the lantern wrote:I'll just say that as long as you haven't been sleeping through the entirety of your law school career up until your 2L summer, you are more than capable of handling a light caseload. By that time, I had already taken trial advocacy, a year long clinic, and worked as an intern at the PD writing motions/misdo appeals. You might feel like you don't know what you're doing, but you do. It isn't that hard, and claiming that 2L interns are "barely competent," for example, is just not the case for most. To be honest, I think a lot of the writing the interns do is much better than the actual PDs, mostly because you have more time to spend on it.
I agree that 2L motions and appeals are just as good as actual PDs, if not better. If you put a PD's motion next to an intern's motion, you probably couldn't tell them apart. And I'm not suggesting that clients represented by 2Ls are getting screwed over.
But when it comes to court appearances, procedural stuff, and other things you just can't learn in law school (how to negotiate pleas, handling clients, keeping cool when the judge seems annoyed and the prosecution is aggressive, knowing what a "good" plea deal looks like, coping with unexpected witness testimony, etc), you need experience.
Its not a matter of grades or paying attention in school. Law school teaches you issue spotting, how to read opinions, legal analysis, and other behind the scenes stuff. It doesn't teach you the nitty-gritty of representation or the way random GDC judge number 275 handles his courtroom.
I'm not saying that a 2L summer intern will necessarily get worse outcomes for the client than a assistant PD. But there's a reason we have a bar exam, a reason why no jurisdiction in the country lets students handle their own caseload unsupervised, and a reason why they call it "lawl school".
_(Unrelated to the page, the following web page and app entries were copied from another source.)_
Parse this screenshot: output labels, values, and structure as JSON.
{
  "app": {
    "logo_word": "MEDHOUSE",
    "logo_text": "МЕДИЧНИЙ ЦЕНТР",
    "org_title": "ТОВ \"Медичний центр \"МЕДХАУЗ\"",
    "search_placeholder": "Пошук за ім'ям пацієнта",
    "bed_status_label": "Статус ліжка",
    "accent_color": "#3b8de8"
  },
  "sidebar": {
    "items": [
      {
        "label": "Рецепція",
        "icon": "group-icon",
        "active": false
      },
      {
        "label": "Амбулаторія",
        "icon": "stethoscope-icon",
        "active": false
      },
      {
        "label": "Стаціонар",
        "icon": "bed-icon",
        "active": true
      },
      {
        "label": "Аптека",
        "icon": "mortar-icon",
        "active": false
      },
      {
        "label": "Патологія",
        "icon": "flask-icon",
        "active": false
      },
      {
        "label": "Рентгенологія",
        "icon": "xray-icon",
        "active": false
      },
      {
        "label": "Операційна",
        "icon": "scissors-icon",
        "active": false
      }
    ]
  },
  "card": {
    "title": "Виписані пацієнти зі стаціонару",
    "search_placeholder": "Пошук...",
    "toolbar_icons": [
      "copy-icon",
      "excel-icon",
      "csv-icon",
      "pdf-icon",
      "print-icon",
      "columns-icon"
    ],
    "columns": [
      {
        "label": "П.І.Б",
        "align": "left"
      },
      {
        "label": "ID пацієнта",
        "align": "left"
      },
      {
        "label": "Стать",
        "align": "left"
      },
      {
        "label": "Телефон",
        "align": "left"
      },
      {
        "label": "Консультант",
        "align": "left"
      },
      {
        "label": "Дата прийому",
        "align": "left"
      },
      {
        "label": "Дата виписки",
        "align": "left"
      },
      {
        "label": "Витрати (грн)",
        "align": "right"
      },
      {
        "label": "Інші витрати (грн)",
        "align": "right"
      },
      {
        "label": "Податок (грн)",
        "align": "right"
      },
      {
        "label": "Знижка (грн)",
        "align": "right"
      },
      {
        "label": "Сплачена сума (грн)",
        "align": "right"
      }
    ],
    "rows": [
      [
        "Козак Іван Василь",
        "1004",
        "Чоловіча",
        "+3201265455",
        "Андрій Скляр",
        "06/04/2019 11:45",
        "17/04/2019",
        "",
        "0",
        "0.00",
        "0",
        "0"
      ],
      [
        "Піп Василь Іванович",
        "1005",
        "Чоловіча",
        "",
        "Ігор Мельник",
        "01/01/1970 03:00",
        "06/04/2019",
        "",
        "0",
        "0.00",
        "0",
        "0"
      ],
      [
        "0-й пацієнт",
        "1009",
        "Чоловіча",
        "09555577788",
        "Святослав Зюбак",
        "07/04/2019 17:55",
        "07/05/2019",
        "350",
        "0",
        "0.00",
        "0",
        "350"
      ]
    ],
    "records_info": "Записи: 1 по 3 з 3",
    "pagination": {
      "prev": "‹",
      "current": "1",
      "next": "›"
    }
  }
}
2L summers are capable of representing clients, but the whole point of the summer program is that they're still learning and need constant supervision.